## Exercise directions
Copy out each line below exactly as written.

## Input records
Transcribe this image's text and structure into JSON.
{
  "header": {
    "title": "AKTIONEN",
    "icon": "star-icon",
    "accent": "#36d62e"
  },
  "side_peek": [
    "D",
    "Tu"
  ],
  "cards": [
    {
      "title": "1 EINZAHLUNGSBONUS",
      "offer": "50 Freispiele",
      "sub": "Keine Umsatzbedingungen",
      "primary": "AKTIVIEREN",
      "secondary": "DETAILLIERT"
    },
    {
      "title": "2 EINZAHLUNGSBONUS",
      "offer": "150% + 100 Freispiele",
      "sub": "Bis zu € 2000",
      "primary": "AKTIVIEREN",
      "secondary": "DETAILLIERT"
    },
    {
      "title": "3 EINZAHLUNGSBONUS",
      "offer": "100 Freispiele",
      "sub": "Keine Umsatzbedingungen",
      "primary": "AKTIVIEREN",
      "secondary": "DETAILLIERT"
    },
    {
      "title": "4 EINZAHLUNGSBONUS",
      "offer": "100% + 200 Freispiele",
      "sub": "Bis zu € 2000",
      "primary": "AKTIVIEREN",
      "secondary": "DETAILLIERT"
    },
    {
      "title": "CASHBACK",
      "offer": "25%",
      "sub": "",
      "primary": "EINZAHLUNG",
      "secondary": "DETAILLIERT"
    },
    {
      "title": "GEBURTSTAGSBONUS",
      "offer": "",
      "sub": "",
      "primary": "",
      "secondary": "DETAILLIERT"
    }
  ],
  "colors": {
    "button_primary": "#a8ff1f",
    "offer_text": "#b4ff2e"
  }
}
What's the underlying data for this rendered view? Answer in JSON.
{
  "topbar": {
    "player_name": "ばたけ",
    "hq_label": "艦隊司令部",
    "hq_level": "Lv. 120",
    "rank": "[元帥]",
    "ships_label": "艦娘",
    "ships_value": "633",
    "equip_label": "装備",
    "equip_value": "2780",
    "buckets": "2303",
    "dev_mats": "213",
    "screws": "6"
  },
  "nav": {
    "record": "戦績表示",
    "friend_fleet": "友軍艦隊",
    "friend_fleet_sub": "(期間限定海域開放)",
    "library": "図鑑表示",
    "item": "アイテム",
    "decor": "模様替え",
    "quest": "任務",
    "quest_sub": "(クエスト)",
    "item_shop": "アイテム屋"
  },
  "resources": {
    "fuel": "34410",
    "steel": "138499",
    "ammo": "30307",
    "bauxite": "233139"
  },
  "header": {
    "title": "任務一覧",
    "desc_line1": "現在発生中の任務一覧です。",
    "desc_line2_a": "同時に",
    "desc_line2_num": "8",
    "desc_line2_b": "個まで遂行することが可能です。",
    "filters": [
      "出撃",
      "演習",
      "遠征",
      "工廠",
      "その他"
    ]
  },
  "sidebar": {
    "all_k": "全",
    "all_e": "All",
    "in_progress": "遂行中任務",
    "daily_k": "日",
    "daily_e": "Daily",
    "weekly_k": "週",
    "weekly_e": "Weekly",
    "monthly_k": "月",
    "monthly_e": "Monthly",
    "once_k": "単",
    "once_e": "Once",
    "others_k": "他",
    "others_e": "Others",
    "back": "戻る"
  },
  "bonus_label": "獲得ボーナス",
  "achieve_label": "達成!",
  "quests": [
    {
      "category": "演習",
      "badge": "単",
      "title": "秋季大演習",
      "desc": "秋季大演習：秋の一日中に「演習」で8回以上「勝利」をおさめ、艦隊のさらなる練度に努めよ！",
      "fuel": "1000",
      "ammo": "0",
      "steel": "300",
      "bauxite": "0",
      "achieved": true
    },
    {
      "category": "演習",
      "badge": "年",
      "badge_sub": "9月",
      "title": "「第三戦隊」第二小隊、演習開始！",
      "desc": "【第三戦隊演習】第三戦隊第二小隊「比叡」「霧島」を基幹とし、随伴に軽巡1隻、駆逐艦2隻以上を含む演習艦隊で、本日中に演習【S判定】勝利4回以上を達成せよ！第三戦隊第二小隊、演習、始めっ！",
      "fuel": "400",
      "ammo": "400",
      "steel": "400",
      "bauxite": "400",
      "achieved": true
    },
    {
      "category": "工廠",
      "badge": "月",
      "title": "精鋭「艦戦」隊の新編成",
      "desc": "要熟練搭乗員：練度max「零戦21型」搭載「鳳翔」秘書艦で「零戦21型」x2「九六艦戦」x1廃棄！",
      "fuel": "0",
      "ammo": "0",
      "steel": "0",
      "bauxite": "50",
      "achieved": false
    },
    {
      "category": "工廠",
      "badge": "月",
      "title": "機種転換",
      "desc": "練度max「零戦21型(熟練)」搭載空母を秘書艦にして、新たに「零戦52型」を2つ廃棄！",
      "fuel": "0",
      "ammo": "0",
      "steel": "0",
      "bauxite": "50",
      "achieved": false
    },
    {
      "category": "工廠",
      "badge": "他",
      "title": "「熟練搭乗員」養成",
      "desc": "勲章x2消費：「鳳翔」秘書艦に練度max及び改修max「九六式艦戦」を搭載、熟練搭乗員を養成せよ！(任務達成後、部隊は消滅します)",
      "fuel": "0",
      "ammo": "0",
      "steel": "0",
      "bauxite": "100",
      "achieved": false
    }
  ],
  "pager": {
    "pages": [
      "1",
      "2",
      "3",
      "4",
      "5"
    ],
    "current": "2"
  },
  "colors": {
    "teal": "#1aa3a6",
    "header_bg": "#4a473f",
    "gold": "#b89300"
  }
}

## The completed task
Transcribe this image's text and structure into JSON.
{
  "header": {
    "title": "AKTIONEN",
    "icon": "star-icon",
    "accent": "#36d62e"
  },
  "side_peek": [
    "D",
    "Tu"
  ],
  "cards": [
    {
      "title": "1 EINZAHLUNGSBONUS",
      "offer": "50 Freispiele",
      "sub": "Keine Umsatzbedingungen",
      "primary": "AKTIVIEREN",
      "secondary": "DETAILLIERT"
    },
    {
      "title": "2 EINZAHLUNGSBONUS",
      "offer": "150% + 100 Freispiele",
      "sub": "Bis zu € 2000",
      "primary": "AKTIVIEREN",
      "secondary": "DETAILLIERT"
    },
    {
      "title": "3 EINZAHLUNGSBONUS",
      "offer": "100 Freispiele",
      "sub": "Keine Umsatzbedingungen",
      "primary": "AKTIVIEREN",
      "secondary": "DETAILLIERT"
    },
    {
      "title": "4 EINZAHLUNGSBONUS",
      "offer": "100% + 200 Freispiele",
      "sub": "Bis zu € 2000",
      "primary": "AKTIVIEREN",
      "secondary": "DETAILLIERT"
    },
    {
      "title": "CASHBACK",
      "offer": "25%",
      "sub": "",
      "primary": "EINZAHLUNG",
      "secondary": "DETAILLIERT"
    },
    {
      "title": "GEBURTSTAGSBONUS",
      "offer": "",
      "sub": "",
      "primary": "",
      "secondary": "DETAILLIERT"
    }
  ],
  "colors": {
    "button_primary": "#a8ff1f",
    "offer_text": "#b4ff2e"
  }
}
What's the underlying data for this rendered view? Answer in JSON.
{
  "topbar": {
    "player_name": "ばたけ",
    "hq_label": "艦隊司令部",
    "hq_level": "Lv. 120",
    "rank": "[元帥]",
    "ships_label": "艦娘",
    "ships_value": "633",
    "equip_label": "装備",
    "equip_value": "2780",
    "buckets": "2303",
    "dev_mats": "213",
    "screws": "6"
  },
  "nav": {
    "record": "戦績表示",
    "friend_fleet": "友軍艦隊",
    "friend_fleet_sub": "(期間限定海域開放)",
    "library": "図鑑表示",
    "item": "アイテム",
    "decor": "模様替え",
    "quest": "任務",
    "quest_sub": "(クエスト)",
    "item_shop": "アイテム屋"
  },
  "resources": {
    "fuel": "34410",
    "steel": "138499",
    "ammo": "30307",
    "bauxite": "233139"
  },
  "header": {
    "title": "任務一覧",
    "desc_line1": "現在発生中の任務一覧です。",
    "desc_line2_a": "同時に",
    "desc_line2_num": "8",
    "desc_line2_b": "個まで遂行することが可能です。",
    "filters": [
      "出撃",
      "演習",
      "遠征",
      "工廠",
      "その他"
    ]
  },
  "sidebar": {
    "all_k": "全",
    "all_e": "All",
    "in_progress": "遂行中任務",
    "daily_k": "日",
    "daily_e": "Daily",
    "weekly_k": "週",
    "weekly_e": "Weekly",
    "monthly_k": "月",
    "monthly_e": "Monthly",
    "once_k": "単",
    "once_e": "Once",
    "others_k": "他",
    "others_e": "Others",
    "back": "戻る"
  },
  "bonus_label": "獲得ボーナス",
  "achieve_label": "達成!",
  "quests": [
    {
      "category": "演習",
      "badge": "単",
      "title": "秋季大演習",
      "desc": "秋季大演習：秋の一日中に「演習」で8回以上「勝利」をおさめ、艦隊のさらなる練度に努めよ！",
      "fuel": "1000",
      "ammo": "0",
      "steel": "300",
      "bauxite": "0",
      "achieved": true
    },
    {
      "category": "演習",
      "badge": "年",
      "badge_sub": "9月",
      "title": "「第三戦隊」第二小隊、演習開始！",
      "desc": "【第三戦隊演習】第三戦隊第二小隊「比叡」「霧島」を基幹とし、随伴に軽巡1隻、駆逐艦2隻以上を含む演習艦隊で、本日中に演習【S判定】勝利4回以上を達成せよ！第三戦隊第二小隊、演習、始めっ！",
      "fuel": "400",
      "ammo": "400",
      "steel": "400",
      "bauxite": "400",
      "achieved": true
    },
    {
      "category": "工廠",
      "badge": "月",
      "title": "精鋭「艦戦」隊の新編成",
      "desc": "要熟練搭乗員：練度max「零戦21型」搭載「鳳翔」秘書艦で「零戦21型」x2「九六艦戦」x1廃棄！",
      "fuel": "0",
      "ammo": "0",
      "steel": "0",
      "bauxite": "50",
      "achieved": false
    },
    {
      "category": "工廠",
      "badge": "月",
      "title": "機種転換",
      "desc": "練度max「零戦21型(熟練)」搭載空母を秘書艦にして、新たに「零戦52型」を2つ廃棄！",
      "fuel": "0",
      "ammo": "0",
      "steel": "0",
      "bauxite": "50",
      "achieved": false
    },
    {
      "category": "工廠",
      "badge": "他",
      "title": "「熟練搭乗員」養成",
      "desc": "勲章x2消費：「鳳翔」秘書艦に練度max及び改修max「九六式艦戦」を搭載、熟練搭乗員を養成せよ！(任務達成後、部隊は消滅します)",
      "fuel": "0",
      "ammo": "0",
      "steel": "0",
      "bauxite": "100",
      "achieved": false
    }
  ],
  "pager": {
    "pages": [
      "1",
      "2",
      "3",
      "4",
      "5"
    ],
    "current": "2"
  },
  "colors": {
    "teal": "#1aa3a6",
    "header_bg": "#4a473f",
    "gold": "#b89300"
  }
}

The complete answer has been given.